Steven does not ruin the experience for his students. He INVITES them to the dance. They don’t have to dance. Some can’t yet. He knows that. He waits. It’s Chapter 21 in the Petit Prince:
“Il faut être très patient, répondit le renard. Tu t’assoiras d’abord un peu loin de moi, comme ça, dans l’herbe. Je te re- garderai du coin de l’œil et tu ne diras rien. Le langage est source de malentendus. Mais, chaque jour, tu pourras t’asseoir un peu plus près…”.
The student in the interview ACTUALLY WANTS TO TALK TO HER TEACHER, enjoying speaking about her cats, favorite fruits, etc. in the target language. She is in a safe place with her teacher. She is not having to prove that she knows certain words, and in not having to prove, she proves.
Steven’s attitude is not only the superb thing going on here. His pacing is superb. The kids have heard the words in different combinations (no memorization!) over so many classes that they simply understand the message w/o having to focus on the medium for its delivery, which is exactly what Dr. Krashen describes as how people acquire languages.
Listen carefully to the exchange between 5:30 and 5:40. The student answers that she prefers Ranch dressing and doesn’t like catsup. But the point to make is that she is just talking to her teacher. I can’t stress this enough. IT IS WHAT WE WANT and why we prefer teaching using NT and why we – those of us here who do it – are so pleased about how GENUINE the results of our non-targeted instruction are in our classrooms.
At 6:00 to 6:10 Steven is talking about a fish. It is a good passage that exemplifies how all he is doing is trying to communicate. There is no hidden agenda here. No game of “Gotcha! You don’t know that word!” Then he talks about Hawaii. They’re just talking! THAT IS THE STANDARD!
When talking about Hawaii, Steven includes some noise (extra words the student may not fully understand). Steven did that on purpose. That doesn’t matter. The student will go home and during sleep all of that input will be replayed in the growing language system in her unconscious mind while asleep. SOME of what Steven said about his experience in Hawaii to the student WILL BE ABSORBED into the growing language system and SOME of it WILL NOT BE ABSORBED. We don’t get to say what does and what doesn’t STICK, even though many of us still TRY to do that, but we need to join Controlaholics Anonymous because that need to control (read “use targets”) does not in my opinion have any other than a deleterious effect on the process.
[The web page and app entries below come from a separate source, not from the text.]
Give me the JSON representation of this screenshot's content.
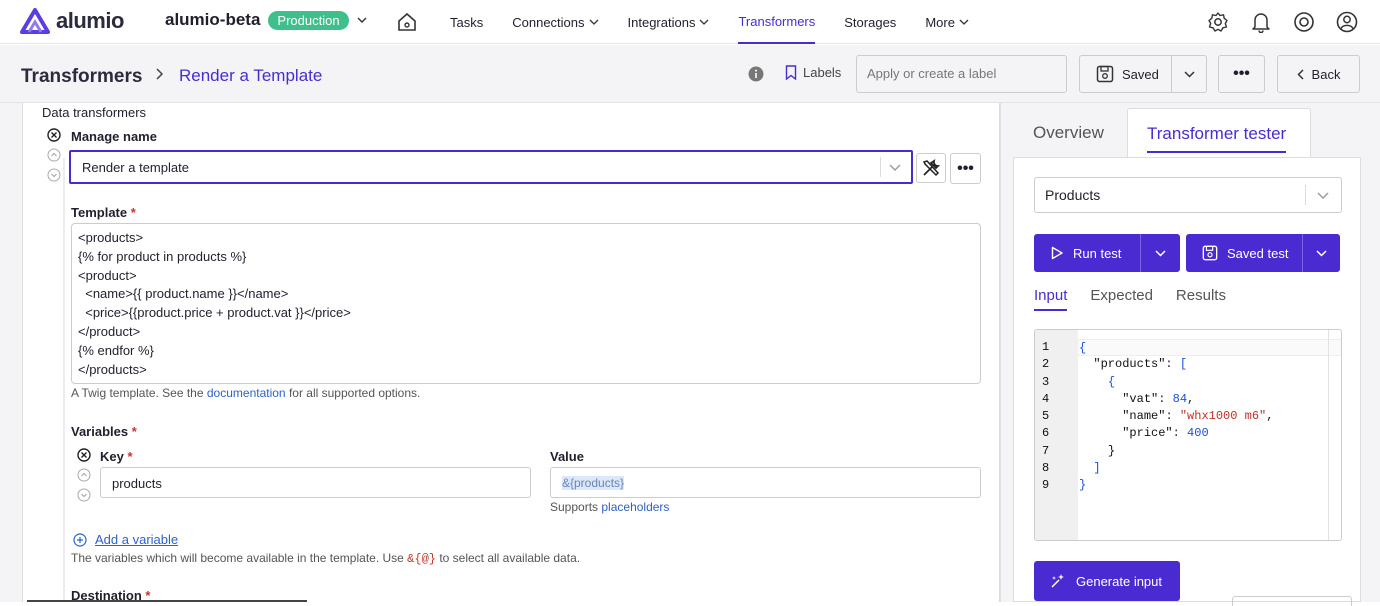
{
  "brand": {
    "name": "alumio"
  },
  "env": {
    "name": "alumio-beta",
    "badge": "Production"
  },
  "nav": {
    "items": [
      {
        "label": "Tasks"
      },
      {
        "label": "Connections"
      },
      {
        "label": "Integrations"
      },
      {
        "label": "Transformers"
      },
      {
        "label": "Storages"
      },
      {
        "label": "More"
      }
    ]
  },
  "breadcrumb": {
    "root": "Transformers",
    "current": "Render a Template"
  },
  "toolbar": {
    "labels_label": "Labels",
    "label_placeholder": "Apply or create a label",
    "saved_label": "Saved",
    "more_label": "•••",
    "back_label": "Back"
  },
  "editor": {
    "section_title": "Data transformers",
    "manage_name_label": "Manage name",
    "transformer_select": "Render a template",
    "template_label": "Template",
    "required_mark": "*",
    "template_value": "<products>\n{% for product in products %}\n<product>\n  <name>{{ product.name }}</name>\n  <price>{{product.price + product.vat }}</price>\n</product>\n{% endfor %}\n</products>",
    "template_help_pre": "A Twig template. See the ",
    "template_help_link": "documentation",
    "template_help_post": " for all supported options.",
    "variables_label": "Variables",
    "key_label": "Key",
    "value_label": "Value",
    "key_value": "products",
    "value_value": "&{products}",
    "supports_pre": "Supports ",
    "supports_link": "placeholders",
    "add_variable": "Add a variable",
    "variables_help_pre": "The variables which will become available in the template. Use ",
    "variables_help_code": "&{@}",
    "variables_help_post": " to select all available data.",
    "destination_label": "Destination"
  },
  "tester": {
    "tab_overview": "Overview",
    "tab_tester": "Transformer tester",
    "entity_select": "Products",
    "run_test": "Run test",
    "saved_test": "Saved test",
    "subtabs": [
      {
        "label": "Input"
      },
      {
        "label": "Expected"
      },
      {
        "label": "Results"
      }
    ],
    "line_numbers": [
      "1",
      "2",
      "3",
      "4",
      "5",
      "6",
      "7",
      "8",
      "9"
    ],
    "generate_input": "Generate input"
  },
  "colors": {
    "accent": "#4a2bd1",
    "badge": "#3fbf8c",
    "link": "#2d62c7",
    "required": "#d0302a"
  }
}
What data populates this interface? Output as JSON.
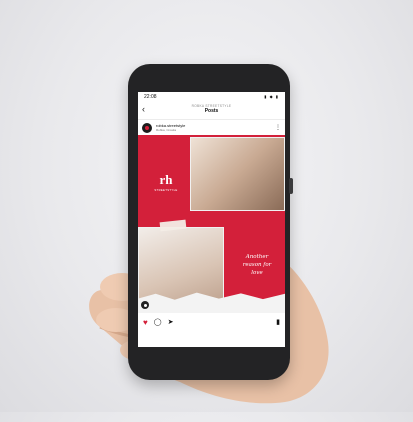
{
  "status": {
    "time": "22:08",
    "icons": "▮ ◆ ▮"
  },
  "nav": {
    "subtitle": "ROBKA STREETSTYLE",
    "title": "Posts",
    "back": "‹"
  },
  "post": {
    "username": "robka.streetstyle",
    "location": "Robka, Croatia",
    "more": "⋮",
    "logo_mark": "rh",
    "logo_text": "STREETSTYLE",
    "caption_line1": "Another",
    "caption_line2": "reason for",
    "caption_line3": "love"
  },
  "actions": {
    "like": "♥",
    "comment": "◯",
    "share": "➤",
    "save": "▮"
  },
  "colors": {
    "brand_red": "#d3203a",
    "phone_body": "#232325",
    "background": "#ececee"
  }
}
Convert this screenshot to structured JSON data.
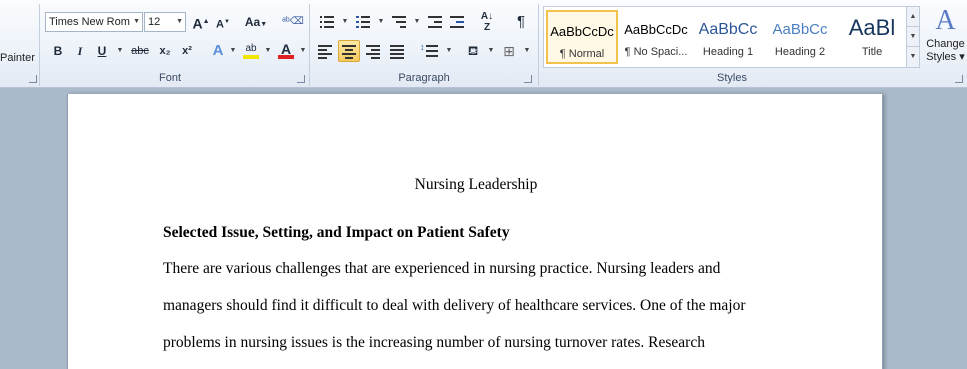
{
  "ribbon": {
    "clipboard": {
      "format_painter_label": "Painter"
    },
    "font": {
      "group_label": "Font",
      "font_name": "Times New Rom",
      "font_size": "12",
      "grow_label": "A",
      "shrink_label": "A",
      "change_case_label": "Aa",
      "bold": "B",
      "italic": "I",
      "underline": "U",
      "strike": "abc",
      "subscript": "x₂",
      "superscript": "x²",
      "font_color": "A",
      "highlight": "ab"
    },
    "paragraph": {
      "group_label": "Paragraph",
      "show_marks": "¶"
    },
    "styles": {
      "group_label": "Styles",
      "items": [
        {
          "sample": "AaBbCcDc",
          "name": "¶ Normal"
        },
        {
          "sample": "AaBbCcDc",
          "name": "¶ No Spaci..."
        },
        {
          "sample": "AaBbCc",
          "name": "Heading 1"
        },
        {
          "sample": "AaBbCc",
          "name": "Heading 2"
        },
        {
          "sample": "AaBl",
          "name": "Title"
        }
      ],
      "change_styles_line1": "Change",
      "change_styles_line2": "Styles ▾"
    }
  },
  "document": {
    "title": "Nursing Leadership",
    "heading": "Selected Issue, Setting, and Impact on Patient Safety",
    "lines": [
      "There are various challenges that are experienced in nursing practice. Nursing leaders and",
      "managers should find it difficult to deal with delivery of healthcare services.  One of the major",
      "problems in nursing issues is the increasing number of nursing turnover rates.  Research"
    ]
  },
  "colors": {
    "accent_selected": "#f2c14e",
    "font_color_bar": "#e02020",
    "highlight_bar": "#f5e600"
  }
}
At 9:43 the student, in responding to Steven’s question about how many stars she would give to a TV show, she (a) doesn’t need to think about what “etoile” means when she hears him say it – she just knows it bc Steven has obviously used it so many times in class over the past year, and (b) she self- corrects on the use of the “de” structure after the word “beaucoup” and she does so because her phonic awareness told her to, and not because she memorized the “beaucoup always takes de” rule. Check out Krashen’s Monitor hypothesis on that topic.
Steven, IT IS SO REFRESHING TO KNOW THOSE TWO THINGS, THAT THE STUDENT KNEW THE WORD “STAR” AUTOMATICALLY DURING THE CONVERSATION – THIS IS CALLED ACQUISITION – AND DIDN’T LEARN IT FROM SOME TARGETED LIST.
I probably already said this, but this student is actually speaking French with Steven. It is effortless (Krashen), unconscious (Krashen), unforced (Krashen), enjoyable (Krashen) and relaxed (Ordiano). This student was not speaking from a list. That is the power of non-targeted over targeted language instruction. Steven you are to be commended. This is wonderful.
Admins don’t actually read the research. They don’t have time. If or when they do read it, they do not really grasp it. How could